Nothing is "impossible" to trace. What you're describing would certainly be difficult to track down, but not impossible.
In the early to mid 1990s Kevin Mitnick tried an analog version of what you're describing, with cloned cell phones and a cellular modem in place of modern digital mobile networks. Since he could change the cellular ID of his phone at will to another ID (and did every day), this is arguably less traceable than your scenario where there's a single subscriber ID associated with the mobile device. Mitnick also regularly conducted his own intelligence campaign against the police trying to catch him, going as far as to tap the conference calls of the FBI.

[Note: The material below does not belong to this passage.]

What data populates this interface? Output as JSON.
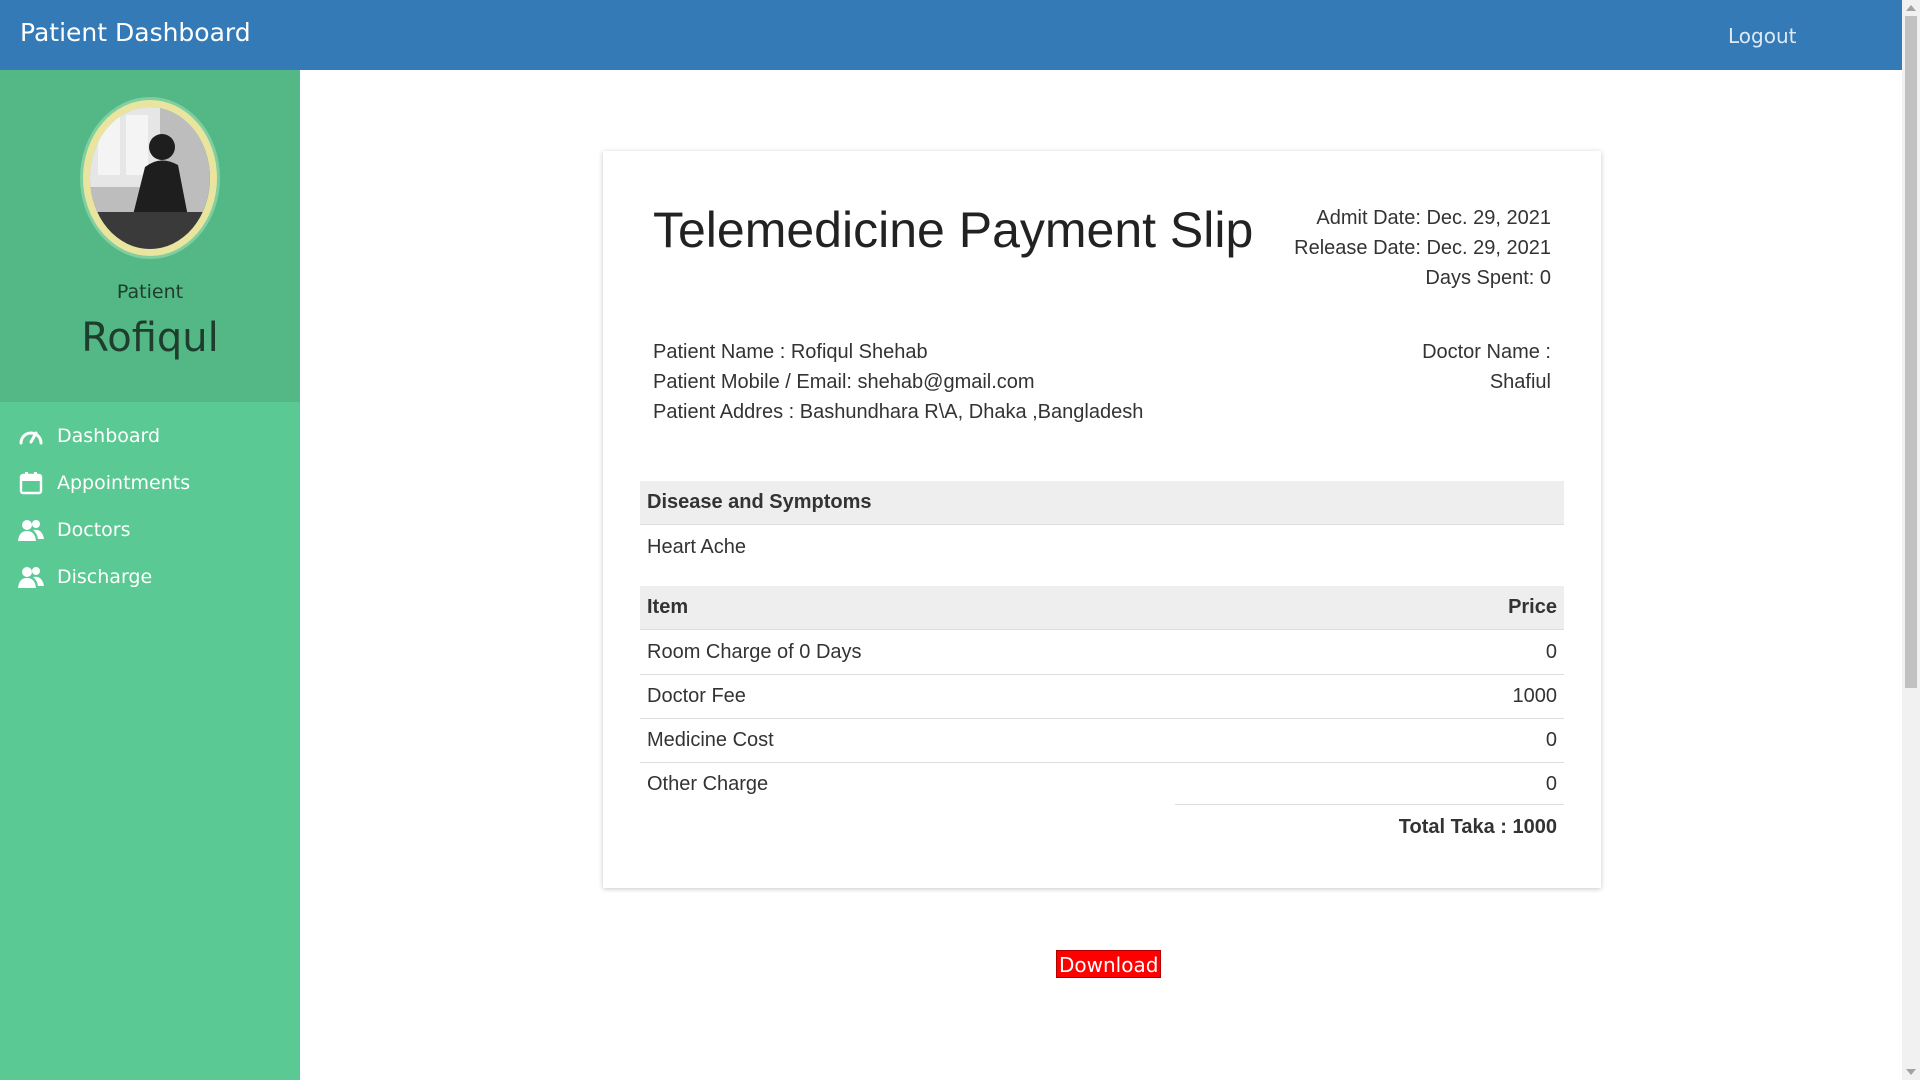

And yet with all this, Mitnick was caught (albeit with a large amount of effort fueled by media hype). He was eventually traced through his dialup access through Netcom, and physically traced to his apartment in North Carolina through directional radio. This was not a small amount of effort at the time and required a team of experts to accomplish, but it still happened.
These days there's no dialups, but we do have much more logins to services that never existed in the 1990s. It's certainly possible to use the same approach, and eventually trace back to a physical location to apprehend a suspect.

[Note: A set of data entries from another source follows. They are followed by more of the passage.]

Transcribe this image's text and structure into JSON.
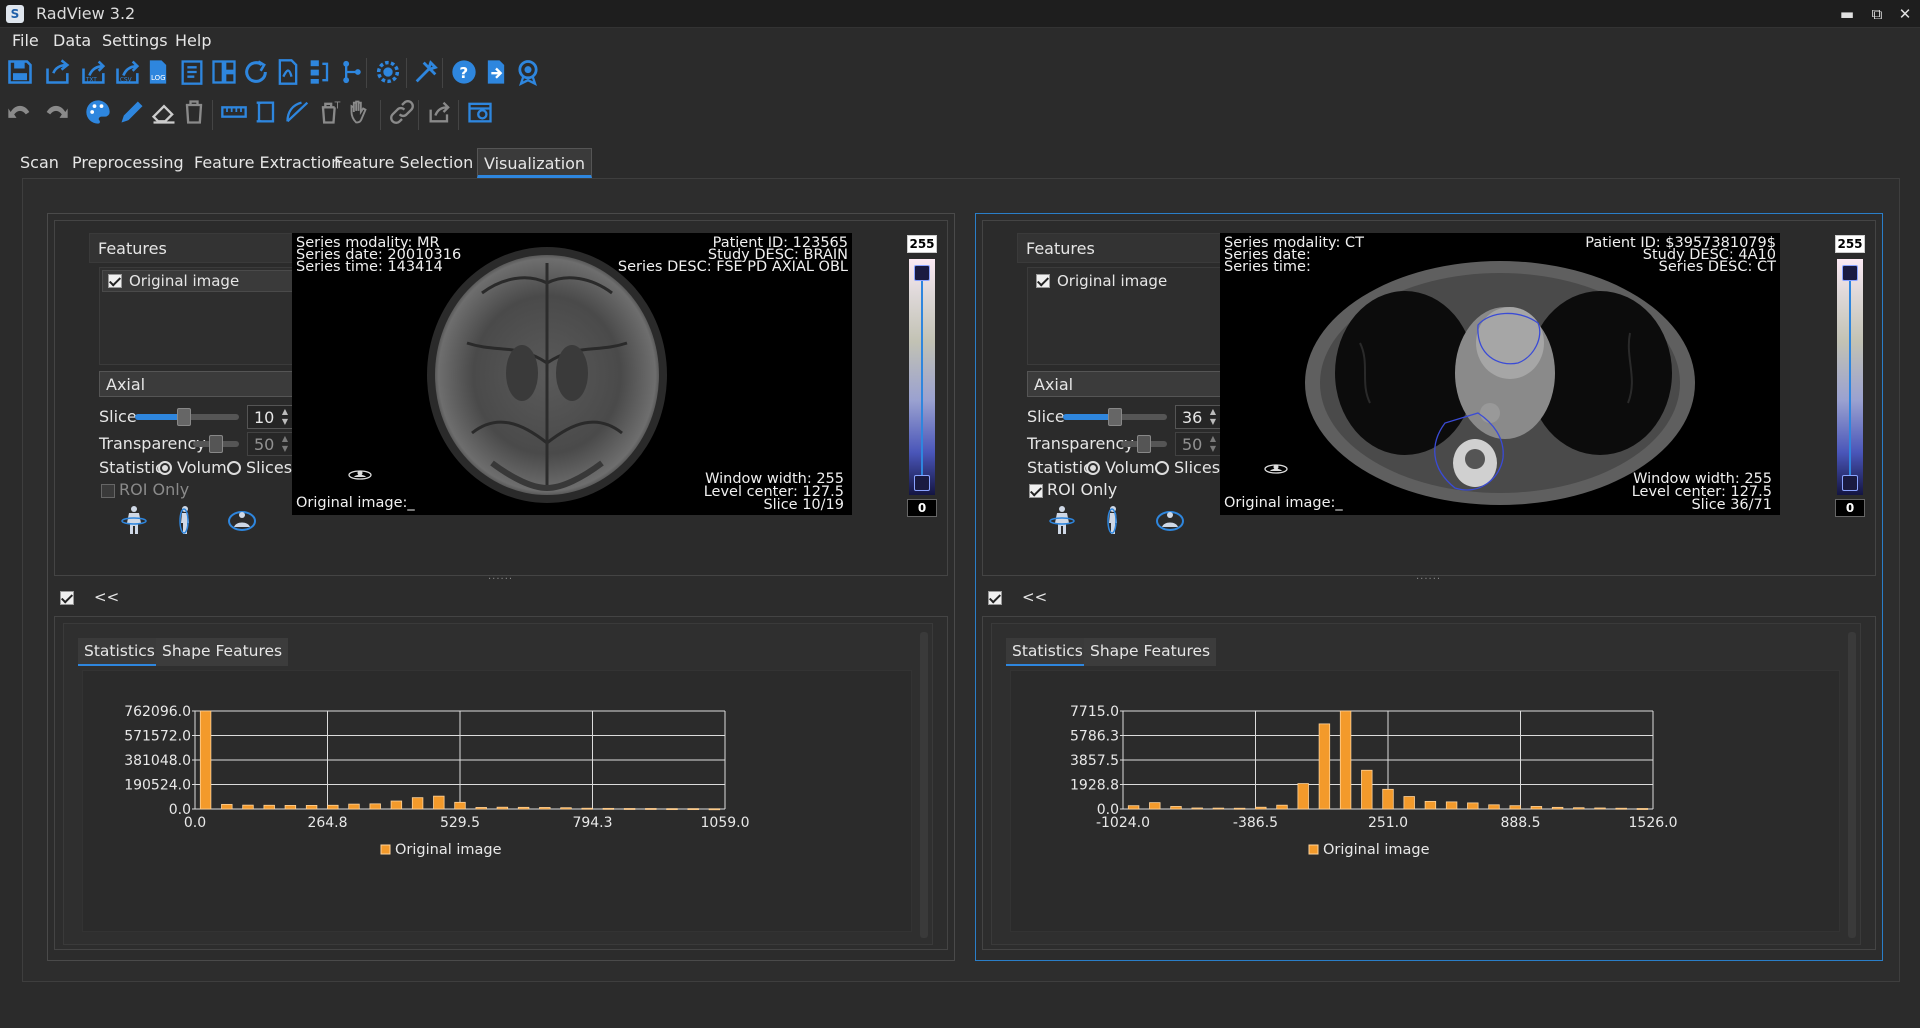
{
  "window": {
    "title": "RadView 3.2",
    "logo_text": "S",
    "min": "▬",
    "max": "⧉",
    "close": "✕"
  },
  "menu": [
    "File",
    "Data",
    "Settings",
    "Help"
  ],
  "main_tabs": [
    {
      "label": "Scan"
    },
    {
      "label": "Preprocessing"
    },
    {
      "label": "Feature Extraction"
    },
    {
      "label": "Feature Selection"
    },
    {
      "label": "Visualization",
      "active": true
    }
  ],
  "toolbar1_icons": [
    "save-icon",
    "open-icon",
    "export-icon",
    "export-csv-icon",
    "log-icon",
    "report-icon",
    "layout-icon",
    "refresh-icon",
    "pdf-icon",
    "flowchart-icon",
    "tree-icon",
    "settings-icon",
    "tools-icon",
    "help-icon",
    "exit-icon",
    "award-icon"
  ],
  "toolbar2_icons": [
    "undo-icon",
    "redo-icon",
    "palette-icon",
    "pencil-icon",
    "eraser-icon",
    "delete-icon",
    "ruler-icon",
    "crop-icon",
    "protractor-icon",
    "delete-text-icon",
    "hand-icon",
    "link-icon",
    "share-icon",
    "screenshot-icon"
  ],
  "colors": {
    "accent": "#2e86de",
    "bar": "#f39a2b",
    "bar_edge": "#ffd39a",
    "panel": "#2b2b2b"
  },
  "left": {
    "features_title": "Features",
    "feature_item": "Original image",
    "view": "Axial",
    "slice_label": "Slice",
    "slice_value": "10",
    "slice_level": 0.47,
    "transparency_label": "Transparency",
    "transparency_value": "50",
    "statistics_label": "Statistics",
    "volume_label": "Volume",
    "slices_label": "Slices",
    "roi_label": "ROI Only",
    "overlay": {
      "modality": "Series modality: MR",
      "date": "Series date: 20010316",
      "time": "Series time: 143414",
      "patient": "Patient ID: 123565",
      "study": "Study DESC: BRAIN",
      "series": "Series DESC: FSE PD AXIAL OBL",
      "window_width": "Window width: 255",
      "level_center": "Level center: 127.5",
      "slice": "Slice 10/19",
      "image_label": "Original image:_"
    },
    "cbar_max": "255",
    "cbar_min": "0",
    "lower_toggle": "<<",
    "stats_tab": "Statistics",
    "shape_tab": "Shape Features"
  },
  "right": {
    "features_title": "Features",
    "feature_item": "Original image",
    "view": "Axial",
    "slice_label": "Slice",
    "slice_value": "36",
    "slice_level": 0.5,
    "transparency_label": "Transparency",
    "transparency_value": "50",
    "statistics_label": "Statistics",
    "volume_label": "Volume",
    "slices_label": "Slices",
    "roi_label": "ROI Only",
    "overlay": {
      "modality": "Series modality: CT",
      "date": "Series date:",
      "time": "Series time:",
      "patient": "Patient ID: $3957381079$",
      "study": "Study DESC: 4A10",
      "series": "Series DESC: CT",
      "window_width": "Window width: 255",
      "level_center": "Level center: 127.5",
      "slice": "Slice 36/71",
      "image_label": "Original image:_"
    },
    "cbar_max": "255",
    "cbar_min": "0",
    "lower_toggle": "<<",
    "stats_tab": "Statistics",
    "shape_tab": "Shape Features"
  },
  "chart_data": [
    {
      "type": "bar",
      "ylim": [
        0,
        762096.0
      ],
      "xlim": [
        0.0,
        1059.0
      ],
      "yticks": [
        "762096.0",
        "571572.0",
        "381048.0",
        "190524.0",
        "0.0"
      ],
      "xticks": [
        "0.0",
        "264.8",
        "529.5",
        "794.3",
        "1059.0"
      ],
      "x": [
        0,
        42.4,
        84.7,
        127.1,
        169.4,
        211.8,
        254.2,
        296.5,
        338.9,
        381.2,
        423.6,
        466.0,
        508.3,
        550.7,
        593.0,
        635.4,
        677.8,
        720.1,
        762.5,
        804.8,
        847.2,
        889.6,
        931.9,
        974.3,
        1016.6
      ],
      "values": [
        762096,
        36000,
        30000,
        29000,
        28000,
        28000,
        29000,
        38000,
        40000,
        62000,
        88000,
        100000,
        52000,
        12000,
        14000,
        13000,
        12000,
        10000,
        6000,
        5000,
        4000,
        4000,
        3000,
        3000,
        2000
      ],
      "series": [
        {
          "name": "Original image"
        }
      ]
    },
    {
      "type": "bar",
      "ylim": [
        0,
        7715.0
      ],
      "xlim": [
        -1024.0,
        1526.0
      ],
      "yticks": [
        "7715.0",
        "5786.3",
        "3857.5",
        "1928.8",
        "0.0"
      ],
      "xticks": [
        "-1024.0",
        "-386.5",
        "251.0",
        "888.5",
        "1526.0"
      ],
      "x": [
        -1024,
        -922,
        -820,
        -718,
        -616,
        -514,
        -412,
        -310,
        -208,
        -106,
        -4,
        98,
        200,
        302,
        404,
        506,
        608,
        710,
        812,
        914,
        1016,
        1118,
        1220,
        1322,
        1424
      ],
      "values": [
        260,
        500,
        200,
        80,
        70,
        60,
        140,
        300,
        2000,
        6700,
        7715,
        3050,
        1550,
        980,
        600,
        560,
        480,
        330,
        260,
        200,
        130,
        100,
        80,
        60,
        40
      ],
      "series": [
        {
          "name": "Original image"
        }
      ]
    }
  ]
}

The point being, that given enough attention and effort, anyone can be tracked. There's always some leak of information somewhere, given enough time. Most recently Ross Ulbricht (creator of The Silk Road) was caught,not long ago Bin Laden was caught, and in the 1990s Unabomber Ted Kazinski was caught. All of these people carried out remote crimes and thought themselves to be invulnerable, but all were eventually tracked down from flaws in their own stealth.